→ Problem to work on
Everything in the listing below must be duplicated exactly.

→ Source material
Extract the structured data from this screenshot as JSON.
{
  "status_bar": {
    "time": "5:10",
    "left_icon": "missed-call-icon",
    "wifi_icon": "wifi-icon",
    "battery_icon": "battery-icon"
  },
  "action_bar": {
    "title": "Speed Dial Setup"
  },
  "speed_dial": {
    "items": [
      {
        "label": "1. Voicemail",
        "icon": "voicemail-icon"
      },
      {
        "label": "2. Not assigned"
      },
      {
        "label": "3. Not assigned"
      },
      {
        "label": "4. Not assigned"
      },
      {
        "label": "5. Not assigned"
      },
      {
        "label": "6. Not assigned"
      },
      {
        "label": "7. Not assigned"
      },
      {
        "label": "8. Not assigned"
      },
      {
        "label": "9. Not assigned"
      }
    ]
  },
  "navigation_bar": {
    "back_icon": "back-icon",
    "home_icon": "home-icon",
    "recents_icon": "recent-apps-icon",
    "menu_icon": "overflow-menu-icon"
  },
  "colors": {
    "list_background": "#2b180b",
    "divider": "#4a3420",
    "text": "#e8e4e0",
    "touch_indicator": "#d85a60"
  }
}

→ Result below
Extract the structured data from this screenshot as JSON.
{
  "status_bar": {
    "time": "5:10",
    "left_icon": "missed-call-icon",
    "wifi_icon": "wifi-icon",
    "battery_icon": "battery-icon"
  },
  "action_bar": {
    "title": "Speed Dial Setup"
  },
  "speed_dial": {
    "items": [
      {
        "label": "1. Voicemail",
        "icon": "voicemail-icon"
      },
      {
        "label": "2. Not assigned"
      },
      {
        "label": "3. Not assigned"
      },
      {
        "label": "4. Not assigned"
      },
      {
        "label": "5. Not assigned"
      },
      {
        "label": "6. Not assigned"
      },
      {
        "label": "7. Not assigned"
      },
      {
        "label": "8. Not assigned"
      },
      {
        "label": "9. Not assigned"
      }
    ]
  },
  "navigation_bar": {
    "back_icon": "back-icon",
    "home_icon": "home-icon",
    "recents_icon": "recent-apps-icon",
    "menu_icon": "overflow-menu-icon"
  },
  "colors": {
    "list_background": "#2b180b",
    "divider": "#4a3420",
    "text": "#e8e4e0",
    "touch_indicator": "#d85a60"
  }
}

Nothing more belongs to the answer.